I heard the member speak earlier about the situation he had with the condo development people. It is a good point. I do not think, in many of these cases, these people should be allowed to prohibit someone else from flying the national flag.

What about provincial flags? It is the same story. If I am not mistaken, I believe provincial flags are also owned by the Government of Canada. So, why are provincial flags not in here as well? I would suggest that could be the case.

The province of Quebec says that the provincial government buildings are not allowed to have many emblems on them regarding the Government of Canada, if I am not mistaken. Would we go to the province of Quebec and tell it we are going to serve it with an order and a prison term not exceeding two years and so forth?

We can see the layers and the problems that we would face with this. I would respectfully say that despite the good intentions of the bill, there is nothing we could amend in committee that would ensure these intentions remain just that, good intentions, as opposed to the problems that we would create and the situations that I have illustrated here.

It was tried in the United States in 2005. There were some changes that had to go through there. The bill was brought forward by Roscoe Bartlett. He was a member of the Republican Party and a member of the tea party faction of the party, if that actually exists. In any event, that is what he claimed. There were problems similar to what we are talking about here, and my hon. colleague from Jeanne-Le Ber mentioned the same thing.

I suspect that if we were to debate it today, it should have been a motion as opposed to a bill. That is why we are voting against this right now. I think there is another way of going about doing this. The ramifications within this particular proposed legislation, despite the good intentions, are not that functional, especially when we are dealing with the fact that we have the Attorney General of Canada petitioning provinces about doing this, and they have not really been brought into the discussion, as well. I am sure they would like to see much the same for their own flags.

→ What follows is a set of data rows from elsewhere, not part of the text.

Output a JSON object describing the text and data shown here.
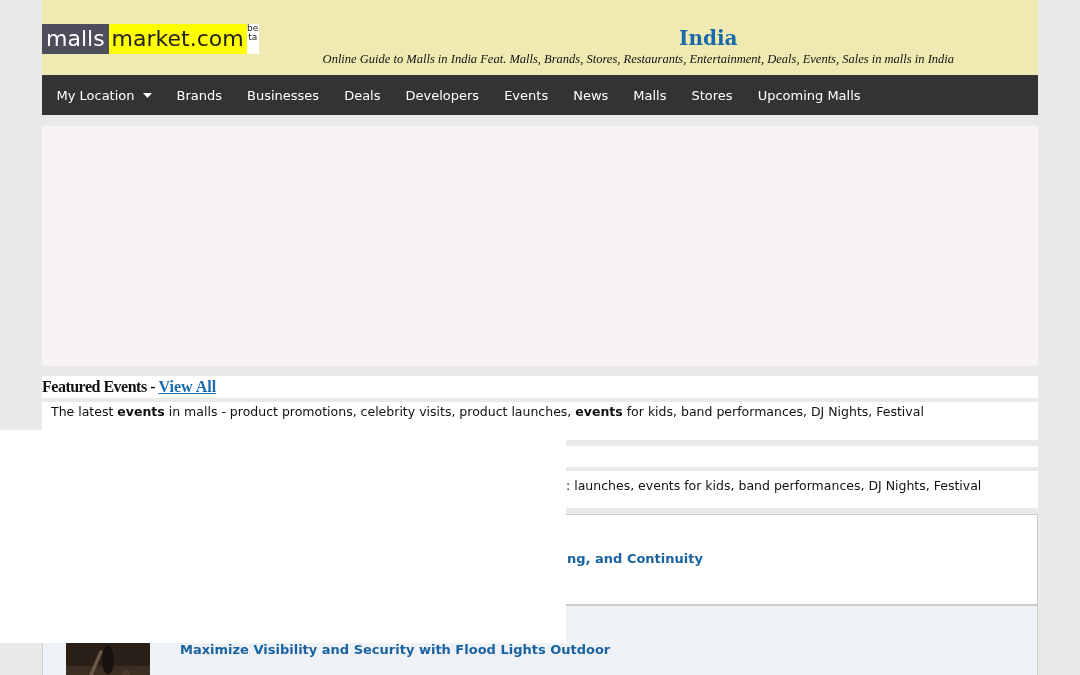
{
  "header": {
    "logo": {
      "part_1": "malls",
      "part_2": "market.com",
      "badge": "beta"
    },
    "title": "India",
    "tagline": "Online Guide to Malls in India Feat. Malls, Brands, Stores, Restaurants, Entertainment, Deals, Events, Sales in malls in India"
  },
  "nav": [
    {
      "label": "My Location",
      "kind": "dropdown"
    },
    {
      "label": "Brands",
      "kind": "link"
    },
    {
      "label": "Businesses",
      "kind": "link"
    },
    {
      "label": "Deals",
      "kind": "link"
    },
    {
      "label": "Developers",
      "kind": "link"
    },
    {
      "label": "Events",
      "kind": "link"
    },
    {
      "label": "News",
      "kind": "link"
    },
    {
      "label": "Malls",
      "kind": "link"
    },
    {
      "label": "Stores",
      "kind": "link"
    },
    {
      "label": "Upcoming Malls",
      "kind": "link"
    }
  ],
  "featured": {
    "heading": "Featured Events - ",
    "link": "View All",
    "intro": "The latest **events** in malls - product promotions, celebrity visits, product launches, **events** for kids, band performances, DJ Nights, Festival"
  },
  "second_intro": ": launches, events for kids, band performances, DJ Nights, Festival",
  "articles": [
    {
      "title": "ng, and Continuity",
      "kind": "text"
    },
    {
      "title": "Maximize Visibility and Security with Flood Lights Outdoor",
      "kind": "picture"
    }
  ]
}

I thank the House for this time, and I also would like to thank the member for his good intentions.